• What to produce: Scan the entries below for the word "總長接掌國防". Copy each line that has it.
★ ★ ★ ★ ★
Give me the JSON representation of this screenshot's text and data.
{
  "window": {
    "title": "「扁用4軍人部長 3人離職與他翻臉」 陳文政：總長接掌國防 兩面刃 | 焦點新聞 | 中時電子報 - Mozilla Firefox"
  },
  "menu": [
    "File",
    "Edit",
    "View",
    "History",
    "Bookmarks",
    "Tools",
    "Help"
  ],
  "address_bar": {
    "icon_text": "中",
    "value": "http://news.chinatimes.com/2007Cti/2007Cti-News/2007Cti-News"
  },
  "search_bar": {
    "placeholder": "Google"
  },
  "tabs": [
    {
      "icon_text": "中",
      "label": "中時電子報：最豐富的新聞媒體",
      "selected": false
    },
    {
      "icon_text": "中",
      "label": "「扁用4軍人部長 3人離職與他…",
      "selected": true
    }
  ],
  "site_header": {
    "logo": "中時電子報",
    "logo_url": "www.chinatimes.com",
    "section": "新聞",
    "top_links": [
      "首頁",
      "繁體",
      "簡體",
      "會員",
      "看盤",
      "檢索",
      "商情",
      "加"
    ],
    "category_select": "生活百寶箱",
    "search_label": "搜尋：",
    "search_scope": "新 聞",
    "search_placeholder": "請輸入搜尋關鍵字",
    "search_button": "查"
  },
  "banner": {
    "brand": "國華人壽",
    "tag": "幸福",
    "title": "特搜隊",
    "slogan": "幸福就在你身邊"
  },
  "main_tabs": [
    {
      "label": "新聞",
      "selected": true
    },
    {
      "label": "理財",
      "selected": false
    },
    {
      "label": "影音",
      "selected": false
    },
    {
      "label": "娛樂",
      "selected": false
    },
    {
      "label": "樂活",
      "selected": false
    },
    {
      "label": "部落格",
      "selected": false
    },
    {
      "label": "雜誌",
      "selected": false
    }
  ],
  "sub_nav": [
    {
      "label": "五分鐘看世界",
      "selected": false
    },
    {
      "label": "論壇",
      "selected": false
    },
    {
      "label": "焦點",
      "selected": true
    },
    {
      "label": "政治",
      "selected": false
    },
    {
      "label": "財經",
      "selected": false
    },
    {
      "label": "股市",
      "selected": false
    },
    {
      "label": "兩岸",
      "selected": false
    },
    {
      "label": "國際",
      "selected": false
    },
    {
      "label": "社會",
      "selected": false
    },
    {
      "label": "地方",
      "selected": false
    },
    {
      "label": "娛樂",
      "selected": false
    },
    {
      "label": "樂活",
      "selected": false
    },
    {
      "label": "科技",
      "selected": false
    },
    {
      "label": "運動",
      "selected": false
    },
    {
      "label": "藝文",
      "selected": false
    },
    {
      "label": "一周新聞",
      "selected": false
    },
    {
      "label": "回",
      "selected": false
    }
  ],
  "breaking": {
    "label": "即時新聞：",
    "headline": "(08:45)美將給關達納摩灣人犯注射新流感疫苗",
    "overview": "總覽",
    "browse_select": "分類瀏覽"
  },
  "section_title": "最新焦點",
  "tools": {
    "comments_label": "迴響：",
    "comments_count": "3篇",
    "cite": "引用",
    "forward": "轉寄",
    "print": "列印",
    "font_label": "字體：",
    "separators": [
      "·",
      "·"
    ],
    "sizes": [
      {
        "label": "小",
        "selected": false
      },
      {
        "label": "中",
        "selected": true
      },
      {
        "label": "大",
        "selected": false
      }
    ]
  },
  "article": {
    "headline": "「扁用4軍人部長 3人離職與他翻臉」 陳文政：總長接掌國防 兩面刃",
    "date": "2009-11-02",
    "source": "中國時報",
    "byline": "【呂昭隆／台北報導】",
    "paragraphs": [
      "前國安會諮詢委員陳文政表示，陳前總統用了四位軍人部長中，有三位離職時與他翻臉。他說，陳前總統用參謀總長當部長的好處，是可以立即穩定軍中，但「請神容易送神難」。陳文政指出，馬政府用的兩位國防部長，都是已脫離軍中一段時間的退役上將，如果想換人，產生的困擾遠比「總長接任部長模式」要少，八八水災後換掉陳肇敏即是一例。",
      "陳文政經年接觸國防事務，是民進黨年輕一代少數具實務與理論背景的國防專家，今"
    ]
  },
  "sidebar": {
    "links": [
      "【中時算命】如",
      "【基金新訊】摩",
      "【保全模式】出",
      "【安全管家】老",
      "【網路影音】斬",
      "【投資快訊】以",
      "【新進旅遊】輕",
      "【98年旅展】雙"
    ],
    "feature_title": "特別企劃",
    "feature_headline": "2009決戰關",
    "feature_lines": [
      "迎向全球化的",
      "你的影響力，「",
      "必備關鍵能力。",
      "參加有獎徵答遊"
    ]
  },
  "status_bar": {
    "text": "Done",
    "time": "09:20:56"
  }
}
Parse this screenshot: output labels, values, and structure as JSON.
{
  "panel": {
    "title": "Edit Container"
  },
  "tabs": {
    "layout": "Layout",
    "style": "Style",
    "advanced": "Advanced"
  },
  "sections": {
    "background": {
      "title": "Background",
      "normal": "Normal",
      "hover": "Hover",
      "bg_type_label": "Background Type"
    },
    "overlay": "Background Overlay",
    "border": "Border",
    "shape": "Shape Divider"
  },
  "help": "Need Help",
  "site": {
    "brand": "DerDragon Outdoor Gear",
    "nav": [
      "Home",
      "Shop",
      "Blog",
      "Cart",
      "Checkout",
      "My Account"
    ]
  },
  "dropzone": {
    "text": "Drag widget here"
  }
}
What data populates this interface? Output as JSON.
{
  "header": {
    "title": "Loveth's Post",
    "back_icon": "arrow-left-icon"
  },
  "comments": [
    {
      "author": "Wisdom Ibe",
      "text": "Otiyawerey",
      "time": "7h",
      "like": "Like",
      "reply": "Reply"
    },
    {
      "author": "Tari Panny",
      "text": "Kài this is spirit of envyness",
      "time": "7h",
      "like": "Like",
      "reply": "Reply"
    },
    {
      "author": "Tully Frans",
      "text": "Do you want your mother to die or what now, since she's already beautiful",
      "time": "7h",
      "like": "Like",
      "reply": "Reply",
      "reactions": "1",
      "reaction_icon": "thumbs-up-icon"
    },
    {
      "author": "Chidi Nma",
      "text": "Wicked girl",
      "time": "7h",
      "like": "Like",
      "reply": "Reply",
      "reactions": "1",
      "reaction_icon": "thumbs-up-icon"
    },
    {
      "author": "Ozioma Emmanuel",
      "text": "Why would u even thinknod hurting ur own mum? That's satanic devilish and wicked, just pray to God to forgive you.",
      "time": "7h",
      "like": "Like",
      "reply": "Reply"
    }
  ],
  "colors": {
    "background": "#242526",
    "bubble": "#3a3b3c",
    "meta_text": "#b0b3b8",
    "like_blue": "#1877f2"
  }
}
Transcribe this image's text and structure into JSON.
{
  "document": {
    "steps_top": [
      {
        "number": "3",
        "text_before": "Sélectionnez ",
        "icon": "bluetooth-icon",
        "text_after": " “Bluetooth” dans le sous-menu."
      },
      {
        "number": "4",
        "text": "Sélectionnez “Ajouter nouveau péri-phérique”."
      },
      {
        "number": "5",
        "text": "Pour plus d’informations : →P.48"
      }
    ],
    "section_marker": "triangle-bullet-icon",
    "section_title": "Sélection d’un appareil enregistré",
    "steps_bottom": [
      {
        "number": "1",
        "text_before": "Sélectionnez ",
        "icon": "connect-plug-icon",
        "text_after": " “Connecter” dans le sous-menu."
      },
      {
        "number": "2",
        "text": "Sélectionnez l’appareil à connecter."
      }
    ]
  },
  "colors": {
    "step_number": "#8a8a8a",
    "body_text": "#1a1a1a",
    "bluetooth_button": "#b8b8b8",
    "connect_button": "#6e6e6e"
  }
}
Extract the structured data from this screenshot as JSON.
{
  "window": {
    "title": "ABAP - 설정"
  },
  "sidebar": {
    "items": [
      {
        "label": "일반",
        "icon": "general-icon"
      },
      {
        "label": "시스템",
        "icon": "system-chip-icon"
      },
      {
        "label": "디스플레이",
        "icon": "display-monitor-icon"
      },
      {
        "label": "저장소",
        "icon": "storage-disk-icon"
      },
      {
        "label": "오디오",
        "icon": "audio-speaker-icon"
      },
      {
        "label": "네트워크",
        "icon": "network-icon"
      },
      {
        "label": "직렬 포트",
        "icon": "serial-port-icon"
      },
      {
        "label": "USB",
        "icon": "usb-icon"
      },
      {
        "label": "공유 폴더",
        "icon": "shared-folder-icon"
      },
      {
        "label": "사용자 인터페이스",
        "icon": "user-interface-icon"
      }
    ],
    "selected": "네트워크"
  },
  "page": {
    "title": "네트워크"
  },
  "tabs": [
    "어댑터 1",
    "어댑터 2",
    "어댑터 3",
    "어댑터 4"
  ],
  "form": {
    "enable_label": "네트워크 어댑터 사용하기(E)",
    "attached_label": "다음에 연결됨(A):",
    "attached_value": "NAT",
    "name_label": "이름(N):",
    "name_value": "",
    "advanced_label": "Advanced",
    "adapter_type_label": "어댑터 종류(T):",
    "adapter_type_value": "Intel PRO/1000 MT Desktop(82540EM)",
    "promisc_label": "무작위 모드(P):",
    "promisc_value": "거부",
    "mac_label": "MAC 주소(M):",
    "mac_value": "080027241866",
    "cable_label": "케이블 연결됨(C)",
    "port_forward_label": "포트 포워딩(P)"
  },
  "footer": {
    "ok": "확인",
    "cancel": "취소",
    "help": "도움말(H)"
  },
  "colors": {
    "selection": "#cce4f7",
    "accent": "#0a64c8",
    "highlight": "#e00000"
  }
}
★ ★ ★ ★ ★
• Solution to the exercise:
    "title": "「扁用4軍人部長 3人離職與他翻臉」 陳文政：總長接掌國防 兩面刃 | 焦點新聞 | 中時電子報 - Mozilla Firefox"
    "headline": "「扁用4軍人部長 3人離職與他翻臉」 陳文政：總長接掌國防 兩面刃",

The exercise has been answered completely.